As for the future of asset management companies, Amundi’s chief operating officer expects pressure on the firm’s margins and fees to increase, especially because of the MiFID II directive. “The cost will also be under pressure because of innovation. In terms of model and client demand, institutional investors will look either for players that can provide all types of asset management or very specialised boutiques. On the retail side, the focus will be more on the product, the way to distribute it. Retail clients will ask for solutions and advisors,” Lesage said.
If FAANGs enter the fund distribution space, the market will evolve.
Emmanuel Colson, Simcorp
Degroof Petercam’s head of strategic innovation said asset managers’ investments are becoming “ubiquitous” in the asset and wealth tech space, and particularly in the B2C space. Though he highlighted robo-advisors currently struggle to gain traction as demand needs to improve for them. “Because of the evolution of distribution channels, as a client, you might not care much about you are invested into as long as you find a solution to save for a specific goal,” he also stressed.

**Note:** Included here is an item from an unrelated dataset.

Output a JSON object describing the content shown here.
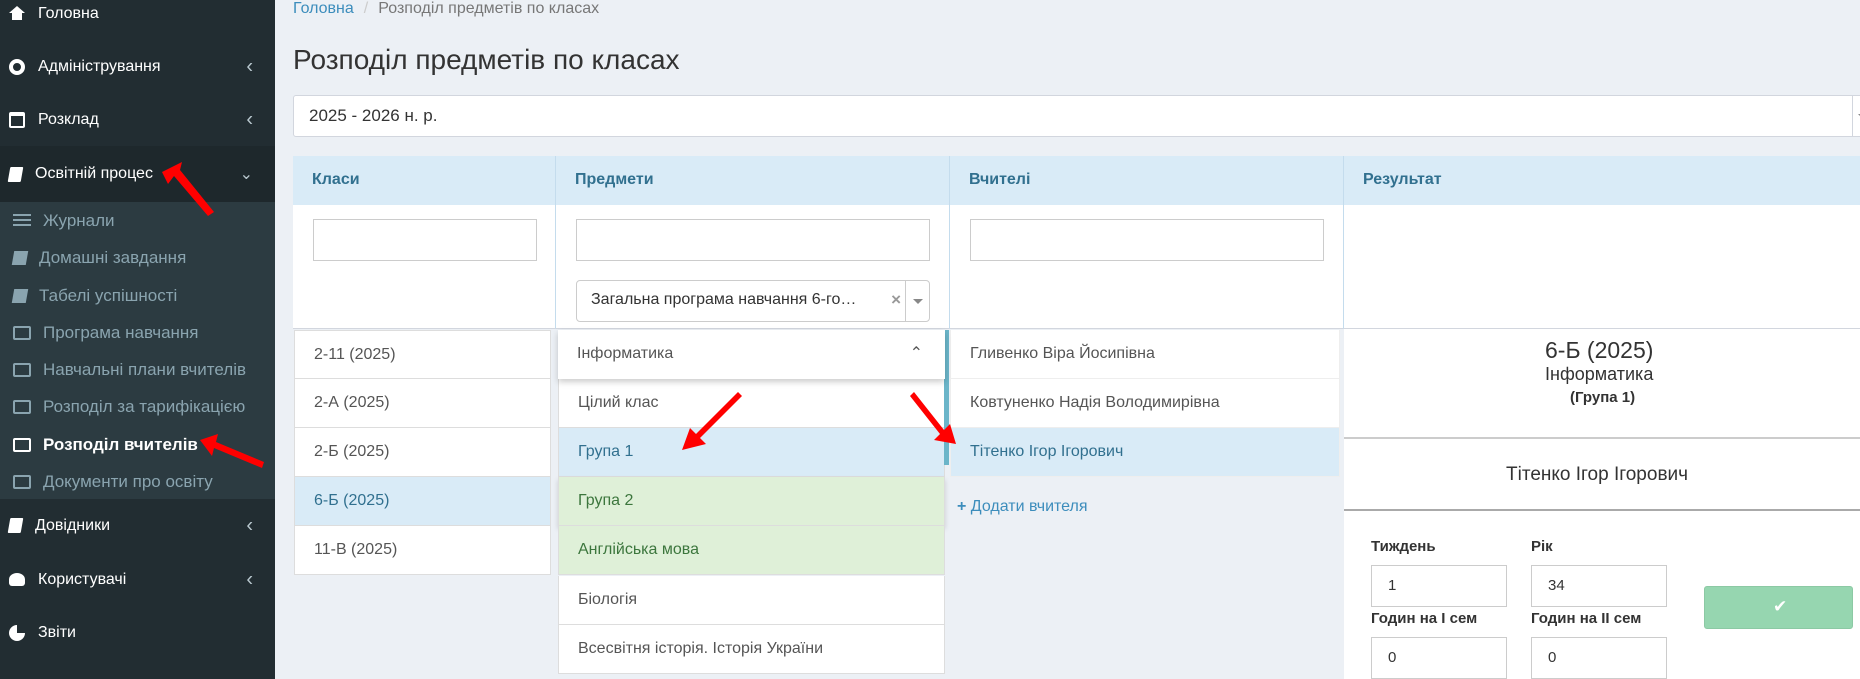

In the eyes of Virtu ITG’s Boardman, losers will be found among mid-sized asset managers that will still need to operate reporting and monitoring systems and at the same time to comply with new MiFID requirements and services. Therefore, their cost would be ten times higher. “Do clients want to pay the price to invest in mid-sized asset managers? The answer seems to be that they do not. Perhaps the decision will be different for nimble hedge funds.” Also Boardman raised the point that regulators are looking at the gains in market share of some fintechs. “They wonder about systemic risk, any abuse, as vital parts of the financial infrastructure are being run by unregulated firms. So I expect more regulatory focus in coming years,” he said.
FAANGs not interested by the AM business
As the asset management industry focuses ever more on data in recent years, would that open the door to FAANGs (Google, Amazon, Facebook, etc)? Simcorp’s Colson does not believe they would replicate the asset management model as it is too complex. “Still FAANGs’ business model is based on client experience. If asset managers achieve to be data and client-centric through an open management platform, there is no reason why they would be disrupted,” he said.
However, Colson drew what could appear as a nightmare scenario on the distribution side for asset managers. “If FAANGs enter the fund distribution space, the market will evolve. We could face a situation where FAANGs would dictate what investment funds manufacturers should be designing and at what price. Then we would be disrupted,” he suggested. De Pauw acknowledged that FAANGs could be additional distribution networks but rebuffed the idea they would disrupt the whole AM ecosystem.
Amundi’s Lesage assessed that the asset management business is sheltered from FAANGs’ entry because of its low profitability. “Asset management profitability is much lower than that of FAANGs today and it will continue to be. Our growth is one digit when there is two digit and I am not talking about 10% growth there. Also clients, both retail and institutional, look for stability, solidity and trust. You do not give your money to somebody you do not know. The only risk I see for us is to become a commodity. That is why we need to invest in our model and stay close to the clients,” Lesage outlined.
Boardman’s words echoed these of Lesage as he too does not think FAANGs fine the AM business attractive, returns on capital being low and the sector overregulated. “Fintechs will need to encroach to the financial sector whether that is buy-side, sell-side or custody. They will provide solutions and take away part of the economic value chain. I see in Facebook’s Libra a vehicle for them to attract the payments world. We should not underestimate FAANGs at all but there are pretty low chances that they would become wholesale financial companies,” Boardman concluded.